*** SUPPLIED ENTRIES ***

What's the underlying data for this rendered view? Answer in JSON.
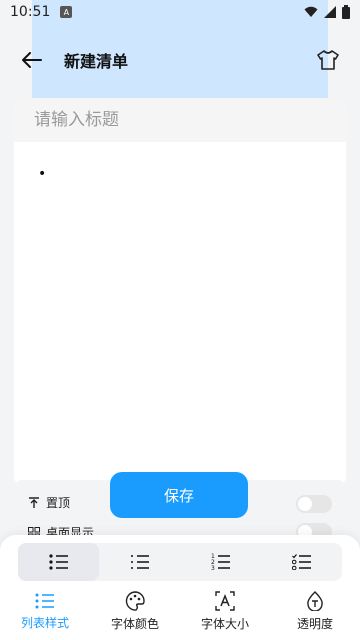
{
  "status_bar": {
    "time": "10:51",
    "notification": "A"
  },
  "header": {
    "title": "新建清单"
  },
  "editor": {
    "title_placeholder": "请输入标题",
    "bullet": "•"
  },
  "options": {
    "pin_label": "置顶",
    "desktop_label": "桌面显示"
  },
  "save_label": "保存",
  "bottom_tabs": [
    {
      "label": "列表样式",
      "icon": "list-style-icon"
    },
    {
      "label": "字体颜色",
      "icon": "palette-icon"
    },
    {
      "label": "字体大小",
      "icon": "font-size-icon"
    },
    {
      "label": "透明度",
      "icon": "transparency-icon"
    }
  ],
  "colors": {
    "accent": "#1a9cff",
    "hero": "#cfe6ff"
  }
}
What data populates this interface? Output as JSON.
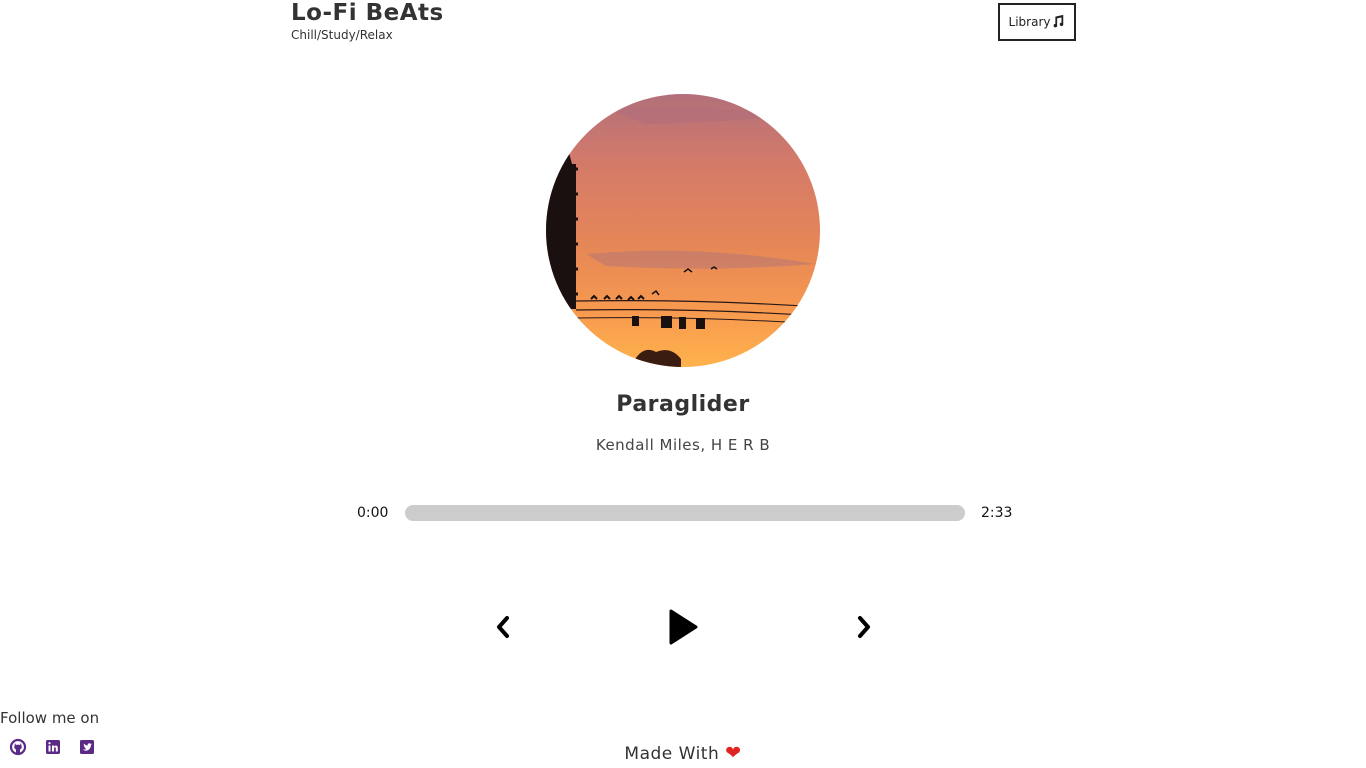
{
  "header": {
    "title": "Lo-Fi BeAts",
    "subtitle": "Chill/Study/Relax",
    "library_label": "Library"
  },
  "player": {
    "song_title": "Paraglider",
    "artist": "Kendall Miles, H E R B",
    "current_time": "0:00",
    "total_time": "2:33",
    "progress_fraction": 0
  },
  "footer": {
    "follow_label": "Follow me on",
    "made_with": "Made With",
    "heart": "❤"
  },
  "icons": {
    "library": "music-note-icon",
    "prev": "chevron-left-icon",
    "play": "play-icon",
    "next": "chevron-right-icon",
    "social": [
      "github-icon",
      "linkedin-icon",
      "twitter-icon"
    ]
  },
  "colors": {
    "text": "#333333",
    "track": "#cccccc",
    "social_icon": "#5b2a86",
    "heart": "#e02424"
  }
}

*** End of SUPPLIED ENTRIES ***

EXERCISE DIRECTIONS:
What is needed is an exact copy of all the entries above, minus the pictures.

RESULT FOR THIS EXERCISE:
What's the underlying data for this rendered view? Answer in JSON.
{
  "status_bar": {
    "time": "10:51",
    "notification": "A"
  },
  "header": {
    "title": "新建清单"
  },
  "editor": {
    "title_placeholder": "请输入标题",
    "bullet": "•"
  },
  "options": {
    "pin_label": "置顶",
    "desktop_label": "桌面显示"
  },
  "save_label": "保存",
  "bottom_tabs": [
    {
      "label": "列表样式",
      "icon": "list-style-icon"
    },
    {
      "label": "字体颜色",
      "icon": "palette-icon"
    },
    {
      "label": "字体大小",
      "icon": "font-size-icon"
    },
    {
      "label": "透明度",
      "icon": "transparency-icon"
    }
  ],
  "colors": {
    "accent": "#1a9cff",
    "hero": "#cfe6ff"
  }
}
What data populates this interface? Output as JSON.
{
  "header": {
    "title": "Lo-Fi BeAts",
    "subtitle": "Chill/Study/Relax",
    "library_label": "Library"
  },
  "player": {
    "song_title": "Paraglider",
    "artist": "Kendall Miles, H E R B",
    "current_time": "0:00",
    "total_time": "2:33",
    "progress_fraction": 0
  },
  "footer": {
    "follow_label": "Follow me on",
    "made_with": "Made With",
    "heart": "❤"
  },
  "icons": {
    "library": "music-note-icon",
    "prev": "chevron-left-icon",
    "play": "play-icon",
    "next": "chevron-right-icon",
    "social": [
      "github-icon",
      "linkedin-icon",
      "twitter-icon"
    ]
  },
  "colors": {
    "text": "#333333",
    "track": "#cccccc",
    "social_icon": "#5b2a86",
    "heart": "#e02424"
  }
}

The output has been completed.